- **Assignment**: Read the lines of the data below and retrieve those with "provider".

- **Recorded information**:
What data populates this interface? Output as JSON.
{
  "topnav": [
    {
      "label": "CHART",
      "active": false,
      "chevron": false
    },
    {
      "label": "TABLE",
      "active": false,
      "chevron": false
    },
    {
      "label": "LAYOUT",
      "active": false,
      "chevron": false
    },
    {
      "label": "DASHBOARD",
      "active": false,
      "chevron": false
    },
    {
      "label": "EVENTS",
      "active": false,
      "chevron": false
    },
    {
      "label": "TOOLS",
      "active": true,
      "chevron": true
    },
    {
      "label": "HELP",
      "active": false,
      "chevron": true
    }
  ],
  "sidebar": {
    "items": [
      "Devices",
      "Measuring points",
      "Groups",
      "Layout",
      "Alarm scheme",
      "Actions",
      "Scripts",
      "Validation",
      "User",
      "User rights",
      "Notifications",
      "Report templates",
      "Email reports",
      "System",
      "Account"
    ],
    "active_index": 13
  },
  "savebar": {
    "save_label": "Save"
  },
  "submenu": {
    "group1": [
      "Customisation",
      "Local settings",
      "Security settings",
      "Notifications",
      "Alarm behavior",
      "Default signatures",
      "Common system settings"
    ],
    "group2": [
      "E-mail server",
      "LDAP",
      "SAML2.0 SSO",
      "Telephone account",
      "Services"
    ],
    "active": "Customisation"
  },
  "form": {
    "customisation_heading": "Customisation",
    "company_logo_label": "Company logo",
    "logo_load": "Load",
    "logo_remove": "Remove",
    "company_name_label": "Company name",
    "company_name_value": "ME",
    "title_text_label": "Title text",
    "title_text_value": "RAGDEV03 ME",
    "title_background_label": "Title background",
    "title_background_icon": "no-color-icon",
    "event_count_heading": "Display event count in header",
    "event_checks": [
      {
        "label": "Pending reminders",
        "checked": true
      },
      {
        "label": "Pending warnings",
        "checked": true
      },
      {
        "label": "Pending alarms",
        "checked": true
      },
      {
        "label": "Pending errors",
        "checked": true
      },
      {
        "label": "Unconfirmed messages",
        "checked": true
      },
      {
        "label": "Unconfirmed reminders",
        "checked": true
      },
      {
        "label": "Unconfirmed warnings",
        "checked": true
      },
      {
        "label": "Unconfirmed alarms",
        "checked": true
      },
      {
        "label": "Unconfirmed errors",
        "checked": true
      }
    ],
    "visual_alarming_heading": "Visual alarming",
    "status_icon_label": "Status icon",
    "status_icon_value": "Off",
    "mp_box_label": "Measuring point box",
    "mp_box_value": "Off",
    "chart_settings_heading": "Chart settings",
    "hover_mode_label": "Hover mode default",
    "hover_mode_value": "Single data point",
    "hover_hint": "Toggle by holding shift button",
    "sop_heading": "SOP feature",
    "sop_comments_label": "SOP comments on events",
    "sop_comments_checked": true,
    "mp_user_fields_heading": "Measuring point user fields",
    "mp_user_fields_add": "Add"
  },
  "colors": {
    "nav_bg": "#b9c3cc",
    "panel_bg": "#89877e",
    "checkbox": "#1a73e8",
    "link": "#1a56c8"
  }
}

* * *

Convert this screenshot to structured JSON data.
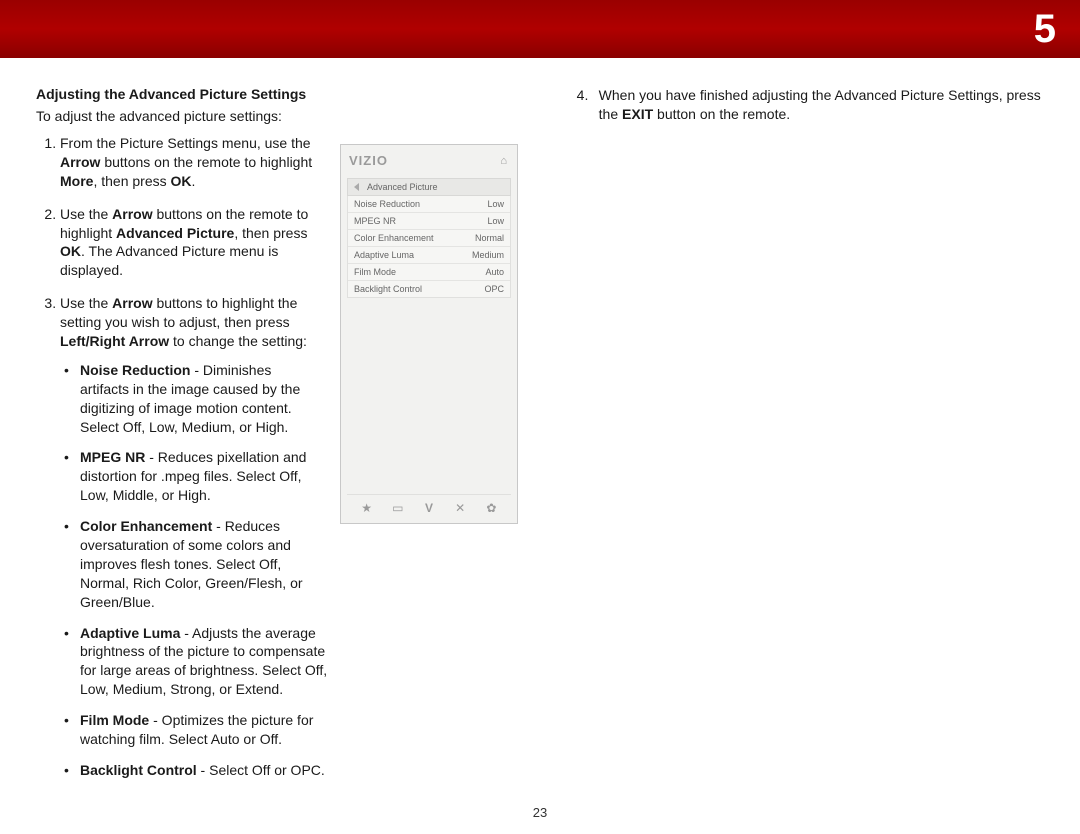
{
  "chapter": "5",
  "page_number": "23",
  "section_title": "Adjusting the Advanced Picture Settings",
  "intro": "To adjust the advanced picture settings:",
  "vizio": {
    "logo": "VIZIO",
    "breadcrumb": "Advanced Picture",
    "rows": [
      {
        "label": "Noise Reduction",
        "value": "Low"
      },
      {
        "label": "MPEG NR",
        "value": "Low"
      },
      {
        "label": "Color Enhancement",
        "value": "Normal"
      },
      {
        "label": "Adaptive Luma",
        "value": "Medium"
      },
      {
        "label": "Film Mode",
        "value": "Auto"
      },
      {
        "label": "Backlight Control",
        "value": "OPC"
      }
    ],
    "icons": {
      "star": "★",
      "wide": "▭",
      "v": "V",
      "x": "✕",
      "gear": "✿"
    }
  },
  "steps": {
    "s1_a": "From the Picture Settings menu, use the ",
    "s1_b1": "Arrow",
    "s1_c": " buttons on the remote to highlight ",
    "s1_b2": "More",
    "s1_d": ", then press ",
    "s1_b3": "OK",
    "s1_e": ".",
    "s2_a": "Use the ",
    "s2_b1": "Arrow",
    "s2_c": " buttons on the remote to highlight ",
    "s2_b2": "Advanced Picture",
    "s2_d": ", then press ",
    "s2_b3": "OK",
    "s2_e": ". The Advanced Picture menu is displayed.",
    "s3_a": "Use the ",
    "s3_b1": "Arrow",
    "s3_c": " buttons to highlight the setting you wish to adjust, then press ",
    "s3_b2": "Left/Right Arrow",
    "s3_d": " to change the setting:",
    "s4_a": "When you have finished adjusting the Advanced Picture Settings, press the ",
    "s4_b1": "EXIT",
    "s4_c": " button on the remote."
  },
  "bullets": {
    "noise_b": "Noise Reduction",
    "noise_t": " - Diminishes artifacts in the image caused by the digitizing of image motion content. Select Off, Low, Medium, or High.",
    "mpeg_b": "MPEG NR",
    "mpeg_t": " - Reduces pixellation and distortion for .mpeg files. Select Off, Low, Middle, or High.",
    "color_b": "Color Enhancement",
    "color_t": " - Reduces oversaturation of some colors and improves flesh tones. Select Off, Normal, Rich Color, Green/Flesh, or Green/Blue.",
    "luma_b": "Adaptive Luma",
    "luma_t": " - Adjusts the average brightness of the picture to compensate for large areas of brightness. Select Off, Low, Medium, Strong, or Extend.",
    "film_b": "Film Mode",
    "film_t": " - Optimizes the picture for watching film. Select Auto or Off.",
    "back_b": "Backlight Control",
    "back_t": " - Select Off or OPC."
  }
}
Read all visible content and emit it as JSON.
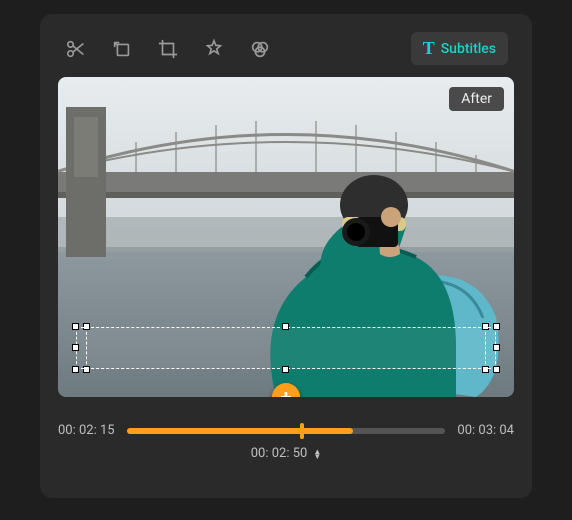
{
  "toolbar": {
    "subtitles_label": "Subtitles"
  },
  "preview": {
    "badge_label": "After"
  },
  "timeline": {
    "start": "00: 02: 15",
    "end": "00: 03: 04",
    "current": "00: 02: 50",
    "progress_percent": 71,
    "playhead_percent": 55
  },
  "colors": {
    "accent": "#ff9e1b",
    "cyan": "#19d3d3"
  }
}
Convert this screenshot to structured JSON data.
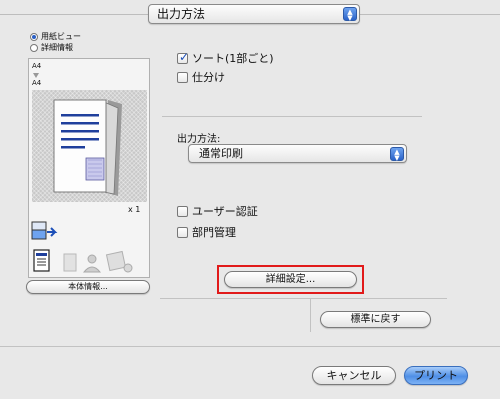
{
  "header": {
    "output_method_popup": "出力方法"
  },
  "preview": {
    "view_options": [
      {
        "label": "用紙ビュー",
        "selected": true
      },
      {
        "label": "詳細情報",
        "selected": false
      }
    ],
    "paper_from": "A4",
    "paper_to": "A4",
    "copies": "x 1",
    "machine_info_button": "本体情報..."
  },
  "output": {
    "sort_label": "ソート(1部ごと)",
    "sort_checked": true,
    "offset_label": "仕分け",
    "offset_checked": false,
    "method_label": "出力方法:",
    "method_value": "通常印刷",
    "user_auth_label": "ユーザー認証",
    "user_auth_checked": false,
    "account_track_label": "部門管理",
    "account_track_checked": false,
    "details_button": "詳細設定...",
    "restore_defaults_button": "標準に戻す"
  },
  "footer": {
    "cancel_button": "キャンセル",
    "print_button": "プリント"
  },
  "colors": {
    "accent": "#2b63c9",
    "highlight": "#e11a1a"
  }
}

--

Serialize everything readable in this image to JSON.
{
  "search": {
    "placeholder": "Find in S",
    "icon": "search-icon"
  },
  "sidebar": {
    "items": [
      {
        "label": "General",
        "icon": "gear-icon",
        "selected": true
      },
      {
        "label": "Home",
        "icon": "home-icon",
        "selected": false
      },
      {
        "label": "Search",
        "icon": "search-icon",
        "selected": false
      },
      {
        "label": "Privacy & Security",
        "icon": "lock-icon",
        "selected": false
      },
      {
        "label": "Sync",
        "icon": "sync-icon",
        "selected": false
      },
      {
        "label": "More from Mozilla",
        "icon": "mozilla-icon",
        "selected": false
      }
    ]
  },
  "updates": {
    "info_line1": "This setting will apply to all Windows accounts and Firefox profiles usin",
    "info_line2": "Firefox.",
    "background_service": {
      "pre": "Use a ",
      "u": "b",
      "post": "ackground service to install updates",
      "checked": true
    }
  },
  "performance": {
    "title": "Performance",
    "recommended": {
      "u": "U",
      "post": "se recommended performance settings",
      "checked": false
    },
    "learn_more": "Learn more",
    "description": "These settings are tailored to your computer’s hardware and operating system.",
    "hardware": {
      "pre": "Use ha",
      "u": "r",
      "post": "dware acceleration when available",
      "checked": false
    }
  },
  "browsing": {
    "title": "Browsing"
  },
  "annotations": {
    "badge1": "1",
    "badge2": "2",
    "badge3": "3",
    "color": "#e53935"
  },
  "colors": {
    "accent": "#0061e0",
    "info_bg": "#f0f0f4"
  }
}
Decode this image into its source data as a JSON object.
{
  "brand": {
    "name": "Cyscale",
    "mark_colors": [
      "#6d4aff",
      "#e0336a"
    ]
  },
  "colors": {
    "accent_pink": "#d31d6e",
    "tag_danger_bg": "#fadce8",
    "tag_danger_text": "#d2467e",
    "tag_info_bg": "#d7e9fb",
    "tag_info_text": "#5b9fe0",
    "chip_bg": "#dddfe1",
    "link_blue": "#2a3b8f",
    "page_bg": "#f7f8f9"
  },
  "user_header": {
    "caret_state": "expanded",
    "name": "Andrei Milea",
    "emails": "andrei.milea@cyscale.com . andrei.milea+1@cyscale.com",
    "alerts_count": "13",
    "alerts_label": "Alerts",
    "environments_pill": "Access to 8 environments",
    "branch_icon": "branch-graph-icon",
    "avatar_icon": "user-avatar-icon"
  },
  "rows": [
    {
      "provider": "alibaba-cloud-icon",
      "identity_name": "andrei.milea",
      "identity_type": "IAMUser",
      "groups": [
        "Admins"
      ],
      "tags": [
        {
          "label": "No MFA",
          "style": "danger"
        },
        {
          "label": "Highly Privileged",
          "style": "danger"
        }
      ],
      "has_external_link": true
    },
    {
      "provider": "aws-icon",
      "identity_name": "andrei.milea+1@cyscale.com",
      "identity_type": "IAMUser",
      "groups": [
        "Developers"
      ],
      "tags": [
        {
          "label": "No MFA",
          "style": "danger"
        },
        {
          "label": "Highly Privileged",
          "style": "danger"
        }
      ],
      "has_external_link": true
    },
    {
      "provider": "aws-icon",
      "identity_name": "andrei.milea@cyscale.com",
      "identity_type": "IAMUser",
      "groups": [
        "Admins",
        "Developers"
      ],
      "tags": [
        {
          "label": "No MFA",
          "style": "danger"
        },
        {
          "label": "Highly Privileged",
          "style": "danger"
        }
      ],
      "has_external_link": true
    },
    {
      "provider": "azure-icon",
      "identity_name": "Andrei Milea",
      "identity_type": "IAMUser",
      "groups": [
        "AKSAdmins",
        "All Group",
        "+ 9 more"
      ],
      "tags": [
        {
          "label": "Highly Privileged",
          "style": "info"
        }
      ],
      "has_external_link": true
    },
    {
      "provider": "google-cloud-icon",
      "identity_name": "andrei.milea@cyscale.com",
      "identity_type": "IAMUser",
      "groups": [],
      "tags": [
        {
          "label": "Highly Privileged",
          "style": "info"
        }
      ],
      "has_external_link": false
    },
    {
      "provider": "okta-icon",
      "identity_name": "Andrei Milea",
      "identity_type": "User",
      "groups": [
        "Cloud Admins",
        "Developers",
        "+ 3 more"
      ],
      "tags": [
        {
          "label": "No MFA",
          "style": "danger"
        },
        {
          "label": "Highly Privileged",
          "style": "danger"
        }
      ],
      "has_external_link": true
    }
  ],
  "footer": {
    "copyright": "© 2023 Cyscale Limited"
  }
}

- **Solution to the exercise**:
      "provider": "alibaba-cloud-icon",
      "provider": "aws-icon",
      "provider": "aws-icon",
      "provider": "azure-icon",
      "provider": "google-cloud-icon",
      "provider": "okta-icon",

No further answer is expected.